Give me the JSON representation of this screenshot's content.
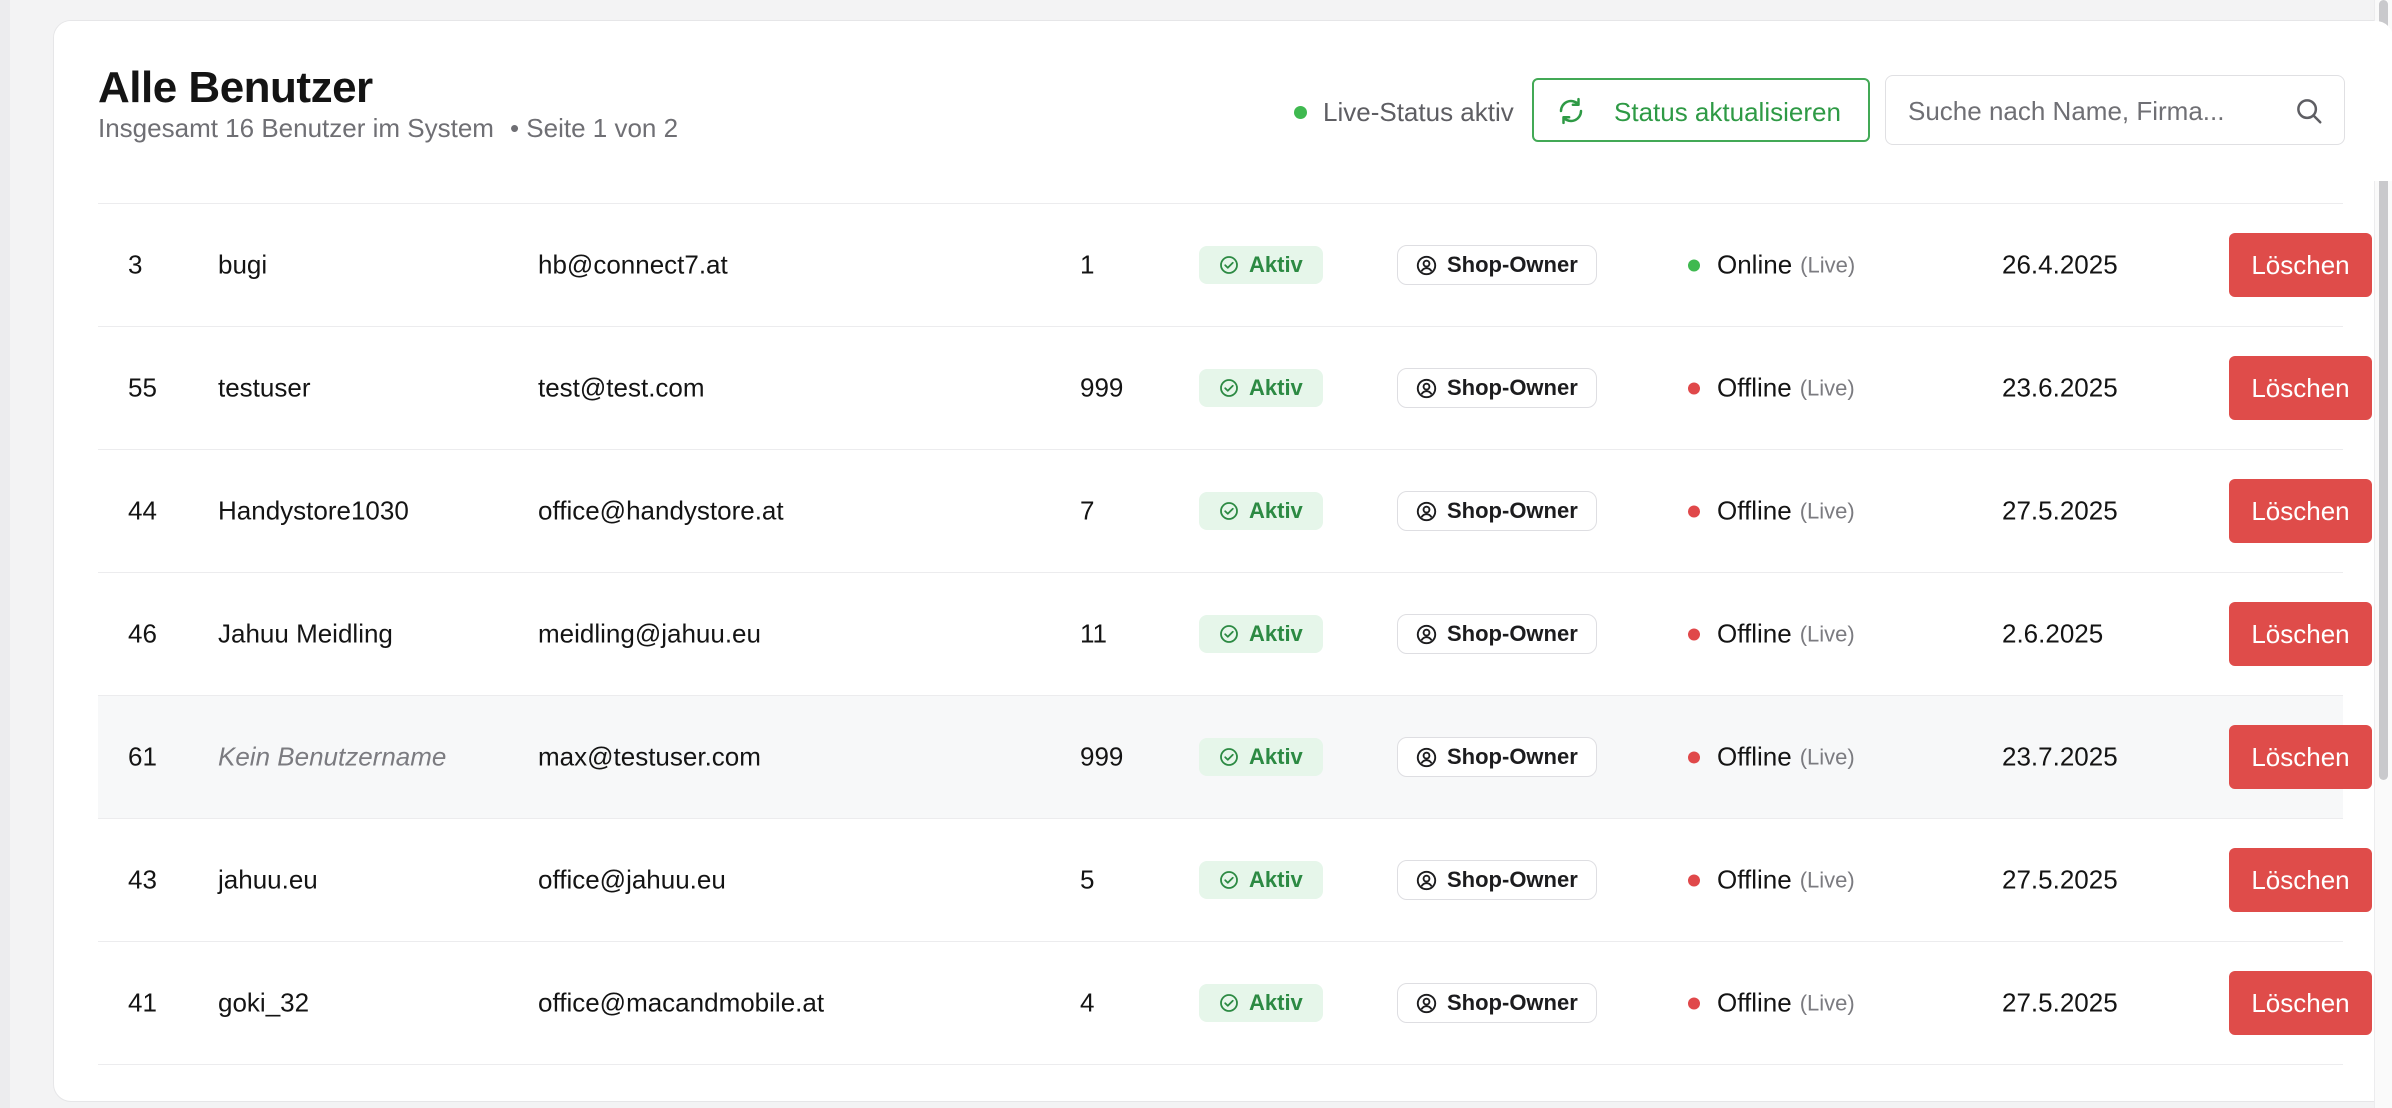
{
  "header": {
    "title": "Alle Benutzer",
    "subtitle": "Insgesamt 16 Benutzer im System",
    "page_info": "• Seite 1 von 2",
    "live_status": "Live-Status aktiv",
    "refresh_label": "Status aktualisieren",
    "search_placeholder": "Suche nach Name, Firma..."
  },
  "colors": {
    "accent_green": "#2e9a45",
    "online_dot": "#3fb950",
    "offline_dot": "#e0484a",
    "delete_button": "#df4c4a"
  },
  "rows": [
    {
      "id": "3",
      "name": "bugi",
      "email": "hb@connect7.at",
      "count": "1",
      "state": "Aktiv",
      "role": "Shop-Owner",
      "status": "Online",
      "status_live": "(Live)",
      "date": "26.4.2025",
      "action": "Löschen"
    },
    {
      "id": "55",
      "name": "testuser",
      "email": "test@test.com",
      "count": "999",
      "state": "Aktiv",
      "role": "Shop-Owner",
      "status": "Offline",
      "status_live": "(Live)",
      "date": "23.6.2025",
      "action": "Löschen"
    },
    {
      "id": "44",
      "name": "Handystore1030",
      "email": "office@handystore.at",
      "count": "7",
      "state": "Aktiv",
      "role": "Shop-Owner",
      "status": "Offline",
      "status_live": "(Live)",
      "date": "27.5.2025",
      "action": "Löschen"
    },
    {
      "id": "46",
      "name": "Jahuu Meidling",
      "email": "meidling@jahuu.eu",
      "count": "11",
      "state": "Aktiv",
      "role": "Shop-Owner",
      "status": "Offline",
      "status_live": "(Live)",
      "date": "2.6.2025",
      "action": "Löschen"
    },
    {
      "id": "61",
      "name": "Kein Benutzername",
      "email": "max@testuser.com",
      "count": "999",
      "state": "Aktiv",
      "role": "Shop-Owner",
      "status": "Offline",
      "status_live": "(Live)",
      "date": "23.7.2025",
      "action": "Löschen"
    },
    {
      "id": "43",
      "name": "jahuu.eu",
      "email": "office@jahuu.eu",
      "count": "5",
      "state": "Aktiv",
      "role": "Shop-Owner",
      "status": "Offline",
      "status_live": "(Live)",
      "date": "27.5.2025",
      "action": "Löschen"
    },
    {
      "id": "41",
      "name": "goki_32",
      "email": "office@macandmobile.at",
      "count": "4",
      "state": "Aktiv",
      "role": "Shop-Owner",
      "status": "Offline",
      "status_live": "(Live)",
      "date": "27.5.2025",
      "action": "Löschen"
    }
  ]
}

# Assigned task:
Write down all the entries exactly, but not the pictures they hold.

# Reply to the exercise:
Give me the JSON representation of this screenshot's content.
{
  "header": {
    "title": "Alle Benutzer",
    "subtitle": "Insgesamt 16 Benutzer im System",
    "page_info": "• Seite 1 von 2",
    "live_status": "Live-Status aktiv",
    "refresh_label": "Status aktualisieren",
    "search_placeholder": "Suche nach Name, Firma..."
  },
  "colors": {
    "accent_green": "#2e9a45",
    "online_dot": "#3fb950",
    "offline_dot": "#e0484a",
    "delete_button": "#df4c4a"
  },
  "rows": [
    {
      "id": "3",
      "name": "bugi",
      "email": "hb@connect7.at",
      "count": "1",
      "state": "Aktiv",
      "role": "Shop-Owner",
      "status": "Online",
      "status_live": "(Live)",
      "date": "26.4.2025",
      "action": "Löschen"
    },
    {
      "id": "55",
      "name": "testuser",
      "email": "test@test.com",
      "count": "999",
      "state": "Aktiv",
      "role": "Shop-Owner",
      "status": "Offline",
      "status_live": "(Live)",
      "date": "23.6.2025",
      "action": "Löschen"
    },
    {
      "id": "44",
      "name": "Handystore1030",
      "email": "office@handystore.at",
      "count": "7",
      "state": "Aktiv",
      "role": "Shop-Owner",
      "status": "Offline",
      "status_live": "(Live)",
      "date": "27.5.2025",
      "action": "Löschen"
    },
    {
      "id": "46",
      "name": "Jahuu Meidling",
      "email": "meidling@jahuu.eu",
      "count": "11",
      "state": "Aktiv",
      "role": "Shop-Owner",
      "status": "Offline",
      "status_live": "(Live)",
      "date": "2.6.2025",
      "action": "Löschen"
    },
    {
      "id": "61",
      "name": "Kein Benutzername",
      "email": "max@testuser.com",
      "count": "999",
      "state": "Aktiv",
      "role": "Shop-Owner",
      "status": "Offline",
      "status_live": "(Live)",
      "date": "23.7.2025",
      "action": "Löschen"
    },
    {
      "id": "43",
      "name": "jahuu.eu",
      "email": "office@jahuu.eu",
      "count": "5",
      "state": "Aktiv",
      "role": "Shop-Owner",
      "status": "Offline",
      "status_live": "(Live)",
      "date": "27.5.2025",
      "action": "Löschen"
    },
    {
      "id": "41",
      "name": "goki_32",
      "email": "office@macandmobile.at",
      "count": "4",
      "state": "Aktiv",
      "role": "Shop-Owner",
      "status": "Offline",
      "status_live": "(Live)",
      "date": "27.5.2025",
      "action": "Löschen"
    }
  ]
}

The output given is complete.